INFORMATION PROVIDED:
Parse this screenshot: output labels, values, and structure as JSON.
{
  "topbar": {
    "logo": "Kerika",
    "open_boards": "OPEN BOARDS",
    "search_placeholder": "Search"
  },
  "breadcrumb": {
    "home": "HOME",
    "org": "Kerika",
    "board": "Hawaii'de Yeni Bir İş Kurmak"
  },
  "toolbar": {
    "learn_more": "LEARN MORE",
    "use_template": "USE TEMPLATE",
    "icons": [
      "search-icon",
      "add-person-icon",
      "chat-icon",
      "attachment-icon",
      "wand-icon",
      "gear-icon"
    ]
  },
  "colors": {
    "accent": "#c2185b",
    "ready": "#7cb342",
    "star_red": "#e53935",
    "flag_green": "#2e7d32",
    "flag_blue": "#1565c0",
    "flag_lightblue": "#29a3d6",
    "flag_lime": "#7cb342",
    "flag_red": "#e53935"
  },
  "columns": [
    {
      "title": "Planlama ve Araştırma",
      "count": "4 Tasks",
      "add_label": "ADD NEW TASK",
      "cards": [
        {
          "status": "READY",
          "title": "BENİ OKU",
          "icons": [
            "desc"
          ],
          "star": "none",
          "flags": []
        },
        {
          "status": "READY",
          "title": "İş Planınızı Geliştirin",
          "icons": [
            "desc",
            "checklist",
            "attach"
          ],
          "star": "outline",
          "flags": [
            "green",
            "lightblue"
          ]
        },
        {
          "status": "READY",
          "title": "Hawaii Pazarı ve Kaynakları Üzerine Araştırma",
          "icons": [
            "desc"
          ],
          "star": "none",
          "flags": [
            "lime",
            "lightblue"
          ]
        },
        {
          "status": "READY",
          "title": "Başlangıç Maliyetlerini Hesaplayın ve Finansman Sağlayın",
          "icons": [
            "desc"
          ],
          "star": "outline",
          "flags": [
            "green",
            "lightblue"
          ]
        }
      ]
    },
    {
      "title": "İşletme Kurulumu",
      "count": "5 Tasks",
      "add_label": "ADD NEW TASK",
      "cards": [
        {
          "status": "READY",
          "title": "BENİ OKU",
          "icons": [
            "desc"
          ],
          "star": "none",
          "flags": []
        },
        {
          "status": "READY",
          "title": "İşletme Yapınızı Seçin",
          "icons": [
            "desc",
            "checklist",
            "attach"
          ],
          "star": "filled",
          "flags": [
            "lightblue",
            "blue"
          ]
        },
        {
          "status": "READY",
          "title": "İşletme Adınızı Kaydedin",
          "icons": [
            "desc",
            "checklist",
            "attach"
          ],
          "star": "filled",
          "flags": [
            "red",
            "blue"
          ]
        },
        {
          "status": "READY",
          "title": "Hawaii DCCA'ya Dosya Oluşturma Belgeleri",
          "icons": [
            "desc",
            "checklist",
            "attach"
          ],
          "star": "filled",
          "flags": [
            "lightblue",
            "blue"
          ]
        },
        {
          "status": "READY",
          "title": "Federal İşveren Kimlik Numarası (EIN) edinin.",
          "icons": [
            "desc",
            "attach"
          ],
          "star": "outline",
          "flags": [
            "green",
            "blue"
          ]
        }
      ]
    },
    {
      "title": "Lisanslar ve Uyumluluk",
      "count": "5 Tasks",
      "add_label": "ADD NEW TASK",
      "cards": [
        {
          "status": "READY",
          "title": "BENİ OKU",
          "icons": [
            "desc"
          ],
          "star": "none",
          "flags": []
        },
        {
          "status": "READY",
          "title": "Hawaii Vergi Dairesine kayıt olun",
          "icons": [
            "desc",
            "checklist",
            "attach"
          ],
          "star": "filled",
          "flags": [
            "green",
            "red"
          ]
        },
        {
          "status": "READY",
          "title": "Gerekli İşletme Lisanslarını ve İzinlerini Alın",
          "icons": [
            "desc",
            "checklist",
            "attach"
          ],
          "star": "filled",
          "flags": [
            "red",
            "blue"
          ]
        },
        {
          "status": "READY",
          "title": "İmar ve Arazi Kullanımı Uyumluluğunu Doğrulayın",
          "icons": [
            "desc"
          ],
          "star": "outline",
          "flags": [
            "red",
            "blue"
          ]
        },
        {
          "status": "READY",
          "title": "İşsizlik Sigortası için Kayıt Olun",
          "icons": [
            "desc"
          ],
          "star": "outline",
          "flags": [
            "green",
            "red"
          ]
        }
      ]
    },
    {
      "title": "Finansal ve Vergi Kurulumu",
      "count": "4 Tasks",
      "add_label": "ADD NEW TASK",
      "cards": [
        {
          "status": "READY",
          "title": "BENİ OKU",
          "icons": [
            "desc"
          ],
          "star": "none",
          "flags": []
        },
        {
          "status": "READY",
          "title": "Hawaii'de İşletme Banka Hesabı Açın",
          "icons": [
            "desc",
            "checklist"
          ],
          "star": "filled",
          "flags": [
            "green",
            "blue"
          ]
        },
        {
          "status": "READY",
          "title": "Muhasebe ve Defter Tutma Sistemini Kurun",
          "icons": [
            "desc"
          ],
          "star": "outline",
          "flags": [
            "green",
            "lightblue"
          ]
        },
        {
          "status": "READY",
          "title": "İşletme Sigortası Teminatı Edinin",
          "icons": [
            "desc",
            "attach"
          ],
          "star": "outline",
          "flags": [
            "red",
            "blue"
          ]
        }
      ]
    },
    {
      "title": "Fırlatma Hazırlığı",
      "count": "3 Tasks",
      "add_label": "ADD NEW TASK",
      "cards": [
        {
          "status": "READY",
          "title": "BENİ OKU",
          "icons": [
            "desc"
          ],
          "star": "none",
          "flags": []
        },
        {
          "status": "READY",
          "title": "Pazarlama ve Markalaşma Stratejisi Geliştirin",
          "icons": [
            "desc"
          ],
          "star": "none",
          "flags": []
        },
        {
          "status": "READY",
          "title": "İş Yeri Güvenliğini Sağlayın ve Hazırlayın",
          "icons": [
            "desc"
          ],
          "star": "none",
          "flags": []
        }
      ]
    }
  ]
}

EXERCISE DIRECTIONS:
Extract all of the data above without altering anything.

SOLUTION TO THE PROBLEM:
Parse this screenshot: output labels, values, and structure as JSON.
{
  "topbar": {
    "logo": "Kerika",
    "open_boards": "OPEN BOARDS",
    "search_placeholder": "Search"
  },
  "breadcrumb": {
    "home": "HOME",
    "org": "Kerika",
    "board": "Hawaii'de Yeni Bir İş Kurmak"
  },
  "toolbar": {
    "learn_more": "LEARN MORE",
    "use_template": "USE TEMPLATE",
    "icons": [
      "search-icon",
      "add-person-icon",
      "chat-icon",
      "attachment-icon",
      "wand-icon",
      "gear-icon"
    ]
  },
  "colors": {
    "accent": "#c2185b",
    "ready": "#7cb342",
    "star_red": "#e53935",
    "flag_green": "#2e7d32",
    "flag_blue": "#1565c0",
    "flag_lightblue": "#29a3d6",
    "flag_lime": "#7cb342",
    "flag_red": "#e53935"
  },
  "columns": [
    {
      "title": "Planlama ve Araştırma",
      "count": "4 Tasks",
      "add_label": "ADD NEW TASK",
      "cards": [
        {
          "status": "READY",
          "title": "BENİ OKU",
          "icons": [
            "desc"
          ],
          "star": "none",
          "flags": []
        },
        {
          "status": "READY",
          "title": "İş Planınızı Geliştirin",
          "icons": [
            "desc",
            "checklist",
            "attach"
          ],
          "star": "outline",
          "flags": [
            "green",
            "lightblue"
          ]
        },
        {
          "status": "READY",
          "title": "Hawaii Pazarı ve Kaynakları Üzerine Araştırma",
          "icons": [
            "desc"
          ],
          "star": "none",
          "flags": [
            "lime",
            "lightblue"
          ]
        },
        {
          "status": "READY",
          "title": "Başlangıç Maliyetlerini Hesaplayın ve Finansman Sağlayın",
          "icons": [
            "desc"
          ],
          "star": "outline",
          "flags": [
            "green",
            "lightblue"
          ]
        }
      ]
    },
    {
      "title": "İşletme Kurulumu",
      "count": "5 Tasks",
      "add_label": "ADD NEW TASK",
      "cards": [
        {
          "status": "READY",
          "title": "BENİ OKU",
          "icons": [
            "desc"
          ],
          "star": "none",
          "flags": []
        },
        {
          "status": "READY",
          "title": "İşletme Yapınızı Seçin",
          "icons": [
            "desc",
            "checklist",
            "attach"
          ],
          "star": "filled",
          "flags": [
            "lightblue",
            "blue"
          ]
        },
        {
          "status": "READY",
          "title": "İşletme Adınızı Kaydedin",
          "icons": [
            "desc",
            "checklist",
            "attach"
          ],
          "star": "filled",
          "flags": [
            "red",
            "blue"
          ]
        },
        {
          "status": "READY",
          "title": "Hawaii DCCA'ya Dosya Oluşturma Belgeleri",
          "icons": [
            "desc",
            "checklist",
            "attach"
          ],
          "star": "filled",
          "flags": [
            "lightblue",
            "blue"
          ]
        },
        {
          "status": "READY",
          "title": "Federal İşveren Kimlik Numarası (EIN) edinin.",
          "icons": [
            "desc",
            "attach"
          ],
          "star": "outline",
          "flags": [
            "green",
            "blue"
          ]
        }
      ]
    },
    {
      "title": "Lisanslar ve Uyumluluk",
      "count": "5 Tasks",
      "add_label": "ADD NEW TASK",
      "cards": [
        {
          "status": "READY",
          "title": "BENİ OKU",
          "icons": [
            "desc"
          ],
          "star": "none",
          "flags": []
        },
        {
          "status": "READY",
          "title": "Hawaii Vergi Dairesine kayıt olun",
          "icons": [
            "desc",
            "checklist",
            "attach"
          ],
          "star": "filled",
          "flags": [
            "green",
            "red"
          ]
        },
        {
          "status": "READY",
          "title": "Gerekli İşletme Lisanslarını ve İzinlerini Alın",
          "icons": [
            "desc",
            "checklist",
            "attach"
          ],
          "star": "filled",
          "flags": [
            "red",
            "blue"
          ]
        },
        {
          "status": "READY",
          "title": "İmar ve Arazi Kullanımı Uyumluluğunu Doğrulayın",
          "icons": [
            "desc"
          ],
          "star": "outline",
          "flags": [
            "red",
            "blue"
          ]
        },
        {
          "status": "READY",
          "title": "İşsizlik Sigortası için Kayıt Olun",
          "icons": [
            "desc"
          ],
          "star": "outline",
          "flags": [
            "green",
            "red"
          ]
        }
      ]
    },
    {
      "title": "Finansal ve Vergi Kurulumu",
      "count": "4 Tasks",
      "add_label": "ADD NEW TASK",
      "cards": [
        {
          "status": "READY",
          "title": "BENİ OKU",
          "icons": [
            "desc"
          ],
          "star": "none",
          "flags": []
        },
        {
          "status": "READY",
          "title": "Hawaii'de İşletme Banka Hesabı Açın",
          "icons": [
            "desc",
            "checklist"
          ],
          "star": "filled",
          "flags": [
            "green",
            "blue"
          ]
        },
        {
          "status": "READY",
          "title": "Muhasebe ve Defter Tutma Sistemini Kurun",
          "icons": [
            "desc"
          ],
          "star": "outline",
          "flags": [
            "green",
            "lightblue"
          ]
        },
        {
          "status": "READY",
          "title": "İşletme Sigortası Teminatı Edinin",
          "icons": [
            "desc",
            "attach"
          ],
          "star": "outline",
          "flags": [
            "red",
            "blue"
          ]
        }
      ]
    },
    {
      "title": "Fırlatma Hazırlığı",
      "count": "3 Tasks",
      "add_label": "ADD NEW TASK",
      "cards": [
        {
          "status": "READY",
          "title": "BENİ OKU",
          "icons": [
            "desc"
          ],
          "star": "none",
          "flags": []
        },
        {
          "status": "READY",
          "title": "Pazarlama ve Markalaşma Stratejisi Geliştirin",
          "icons": [
            "desc"
          ],
          "star": "none",
          "flags": []
        },
        {
          "status": "READY",
          "title": "İş Yeri Güvenliğini Sağlayın ve Hazırlayın",
          "icons": [
            "desc"
          ],
          "star": "none",
          "flags": []
        }
      ]
    }
  ]
}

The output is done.